● PROBLEM TO WORK ON
In the entries below, find every line with "compressa" and copy it.
════════════════
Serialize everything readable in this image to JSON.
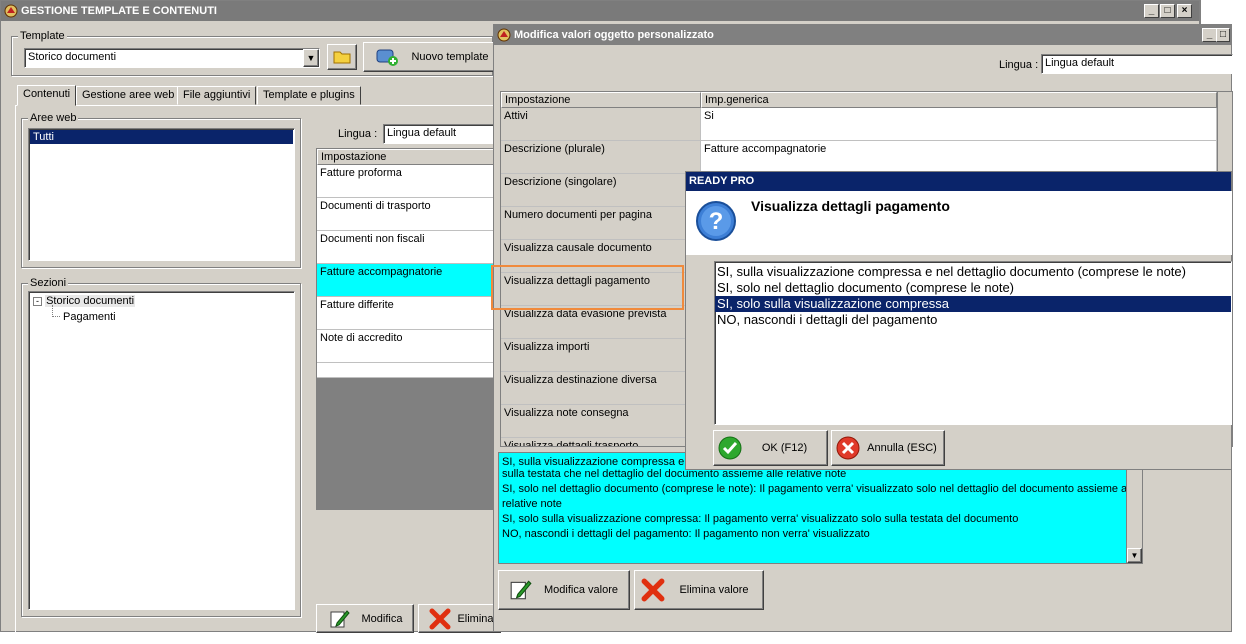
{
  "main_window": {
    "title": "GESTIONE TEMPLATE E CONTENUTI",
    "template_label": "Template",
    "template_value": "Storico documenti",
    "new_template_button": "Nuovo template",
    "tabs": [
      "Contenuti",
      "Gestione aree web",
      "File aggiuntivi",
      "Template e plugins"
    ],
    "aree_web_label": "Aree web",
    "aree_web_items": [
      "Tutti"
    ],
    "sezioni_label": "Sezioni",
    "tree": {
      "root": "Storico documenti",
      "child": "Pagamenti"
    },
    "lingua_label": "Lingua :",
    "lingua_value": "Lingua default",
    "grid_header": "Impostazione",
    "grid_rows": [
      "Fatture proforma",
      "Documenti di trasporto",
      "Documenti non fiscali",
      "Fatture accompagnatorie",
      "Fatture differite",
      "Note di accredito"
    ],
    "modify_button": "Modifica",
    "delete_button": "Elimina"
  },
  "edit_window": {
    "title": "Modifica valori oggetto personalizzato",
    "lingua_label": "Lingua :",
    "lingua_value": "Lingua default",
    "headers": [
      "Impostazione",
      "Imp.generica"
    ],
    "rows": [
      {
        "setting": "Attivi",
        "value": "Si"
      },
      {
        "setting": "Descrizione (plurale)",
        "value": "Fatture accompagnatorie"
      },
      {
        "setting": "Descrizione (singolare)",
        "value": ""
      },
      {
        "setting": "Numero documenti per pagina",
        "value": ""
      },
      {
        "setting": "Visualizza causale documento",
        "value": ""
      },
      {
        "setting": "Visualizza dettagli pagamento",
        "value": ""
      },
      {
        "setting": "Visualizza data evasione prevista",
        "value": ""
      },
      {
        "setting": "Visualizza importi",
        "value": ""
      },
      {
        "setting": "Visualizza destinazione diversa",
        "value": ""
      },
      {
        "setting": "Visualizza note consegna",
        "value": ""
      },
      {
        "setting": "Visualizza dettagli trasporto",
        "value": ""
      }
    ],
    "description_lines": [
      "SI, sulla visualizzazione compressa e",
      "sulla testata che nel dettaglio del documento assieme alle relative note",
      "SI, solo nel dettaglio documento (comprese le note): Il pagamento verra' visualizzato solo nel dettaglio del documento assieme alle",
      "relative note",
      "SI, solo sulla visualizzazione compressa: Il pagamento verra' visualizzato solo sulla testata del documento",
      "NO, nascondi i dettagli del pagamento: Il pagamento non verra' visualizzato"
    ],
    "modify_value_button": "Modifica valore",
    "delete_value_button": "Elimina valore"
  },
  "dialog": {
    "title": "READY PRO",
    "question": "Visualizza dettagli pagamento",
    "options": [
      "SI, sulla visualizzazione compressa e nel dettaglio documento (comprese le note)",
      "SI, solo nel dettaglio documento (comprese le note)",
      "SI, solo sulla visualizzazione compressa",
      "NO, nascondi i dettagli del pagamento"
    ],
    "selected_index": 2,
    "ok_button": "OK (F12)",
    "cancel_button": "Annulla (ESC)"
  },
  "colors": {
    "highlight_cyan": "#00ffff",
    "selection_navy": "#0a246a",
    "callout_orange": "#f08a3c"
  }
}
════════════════
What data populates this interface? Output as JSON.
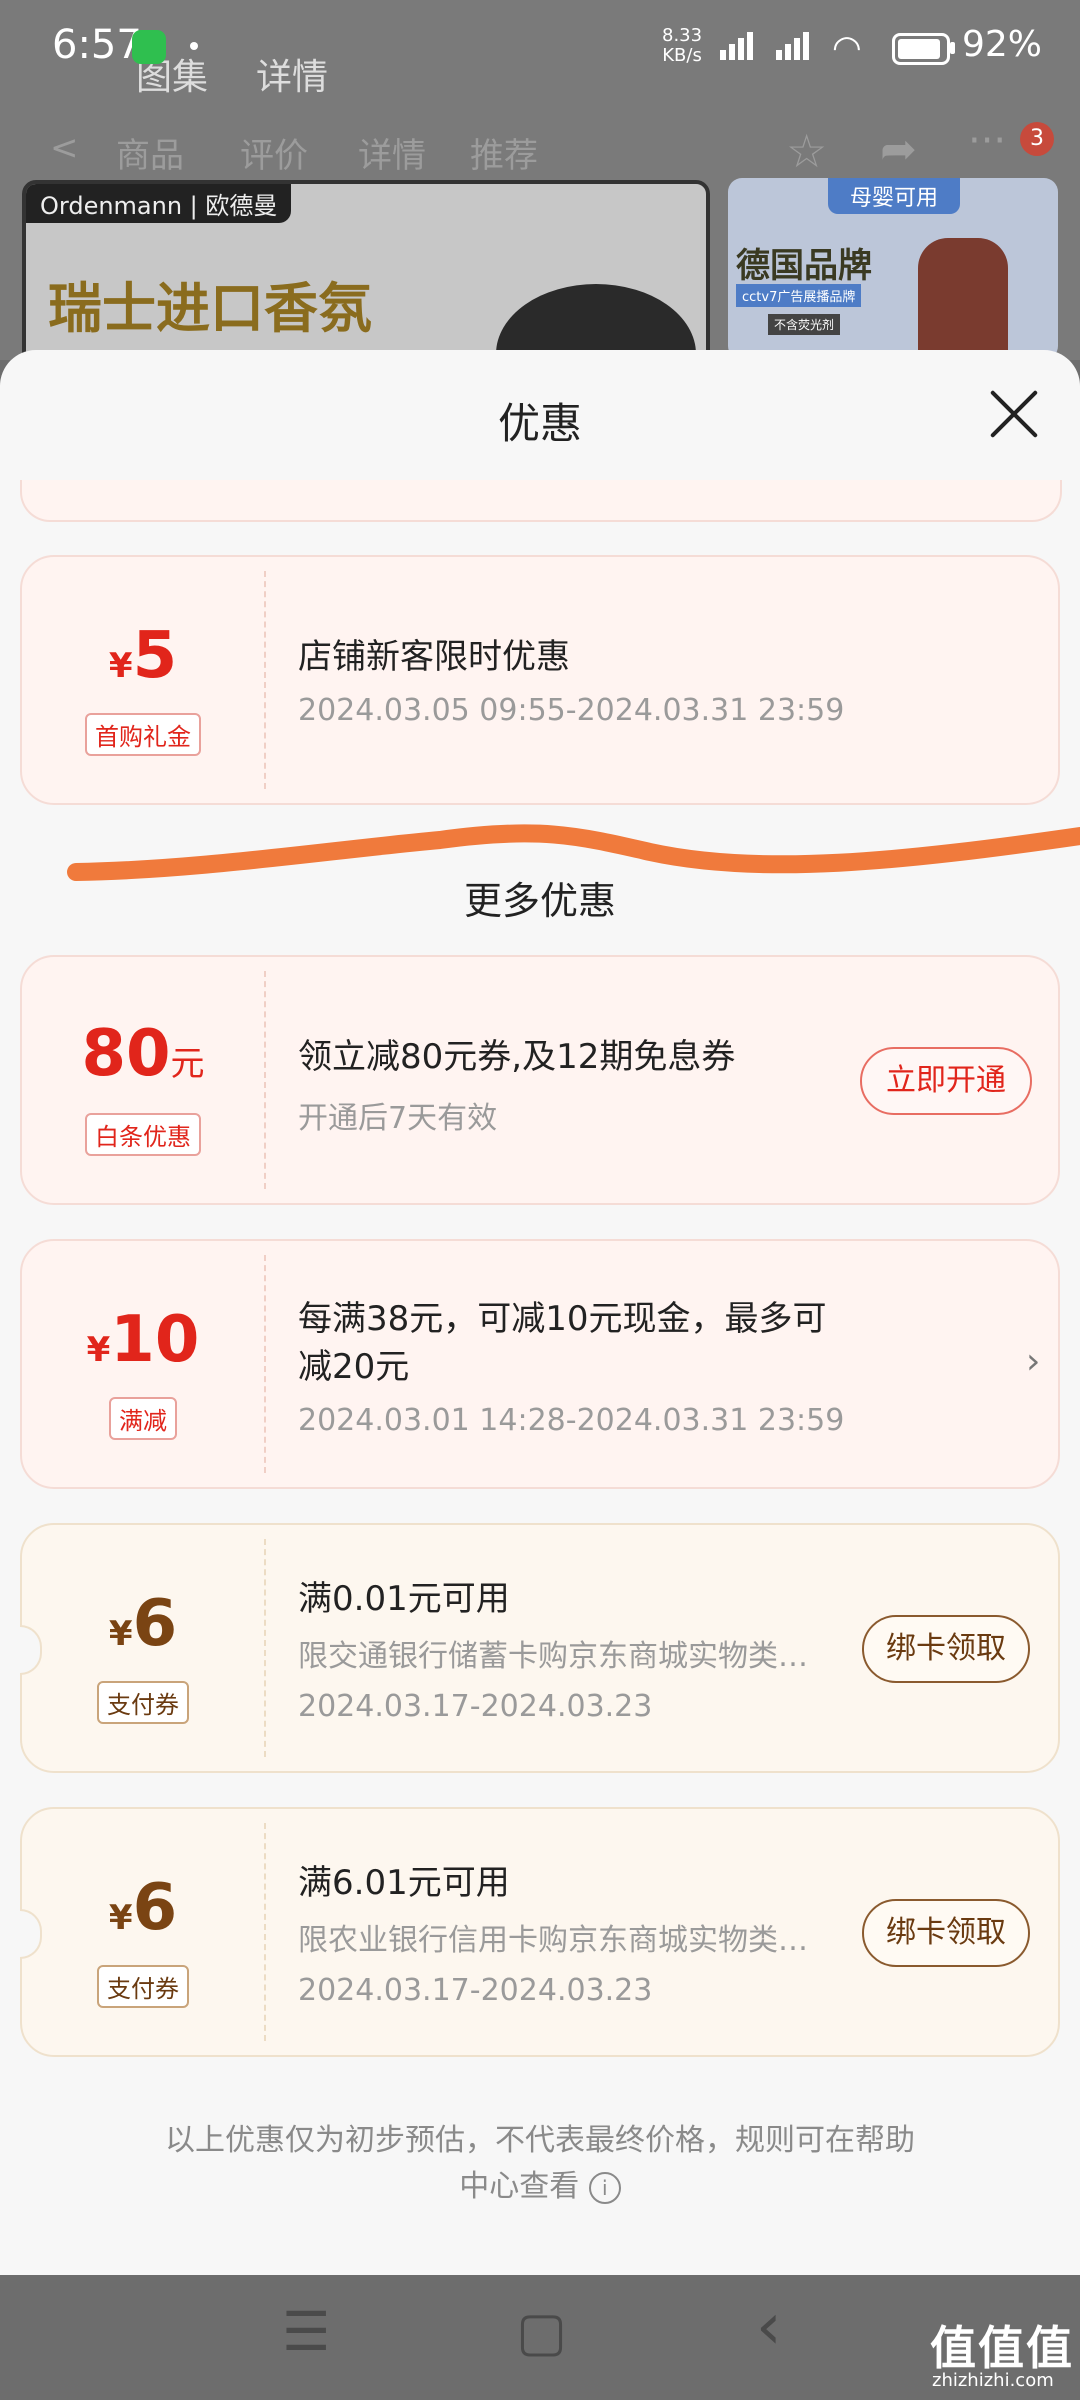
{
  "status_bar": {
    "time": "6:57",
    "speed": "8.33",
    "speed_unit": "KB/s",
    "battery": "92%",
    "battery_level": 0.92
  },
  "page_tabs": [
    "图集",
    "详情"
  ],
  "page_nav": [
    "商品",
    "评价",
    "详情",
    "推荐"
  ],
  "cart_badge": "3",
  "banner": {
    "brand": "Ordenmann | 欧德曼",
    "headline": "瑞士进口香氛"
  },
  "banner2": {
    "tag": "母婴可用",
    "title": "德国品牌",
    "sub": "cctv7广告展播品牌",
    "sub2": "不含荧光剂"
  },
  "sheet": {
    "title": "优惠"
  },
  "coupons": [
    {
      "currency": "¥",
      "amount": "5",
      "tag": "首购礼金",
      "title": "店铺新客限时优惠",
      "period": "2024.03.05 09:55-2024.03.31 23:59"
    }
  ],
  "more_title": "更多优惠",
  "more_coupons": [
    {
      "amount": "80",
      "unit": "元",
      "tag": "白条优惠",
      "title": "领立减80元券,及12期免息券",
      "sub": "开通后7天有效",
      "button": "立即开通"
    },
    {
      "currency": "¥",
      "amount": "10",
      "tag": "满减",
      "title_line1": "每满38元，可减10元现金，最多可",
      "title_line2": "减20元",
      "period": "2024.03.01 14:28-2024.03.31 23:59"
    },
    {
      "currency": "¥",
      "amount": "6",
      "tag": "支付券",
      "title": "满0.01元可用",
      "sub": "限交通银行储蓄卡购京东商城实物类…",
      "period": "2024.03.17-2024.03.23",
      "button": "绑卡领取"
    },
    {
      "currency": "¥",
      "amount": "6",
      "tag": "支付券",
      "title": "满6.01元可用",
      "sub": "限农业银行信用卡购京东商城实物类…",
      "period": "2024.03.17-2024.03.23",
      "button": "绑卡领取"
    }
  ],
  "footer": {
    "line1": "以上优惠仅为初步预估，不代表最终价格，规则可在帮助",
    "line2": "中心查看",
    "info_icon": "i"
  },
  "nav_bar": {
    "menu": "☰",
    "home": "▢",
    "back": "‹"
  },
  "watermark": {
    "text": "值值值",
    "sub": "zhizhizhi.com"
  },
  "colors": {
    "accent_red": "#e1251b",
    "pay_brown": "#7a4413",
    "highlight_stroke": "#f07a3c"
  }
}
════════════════
● EXERCISE RESULT
      "SI, sulla visualizzazione compressa e",
      "SI, solo sulla visualizzazione compressa: Il pagamento verra' visualizzato solo sulla testata del documento",
      "SI, sulla visualizzazione compressa e nel dettaglio documento (comprese le note)",
      "SI, solo sulla visualizzazione compressa",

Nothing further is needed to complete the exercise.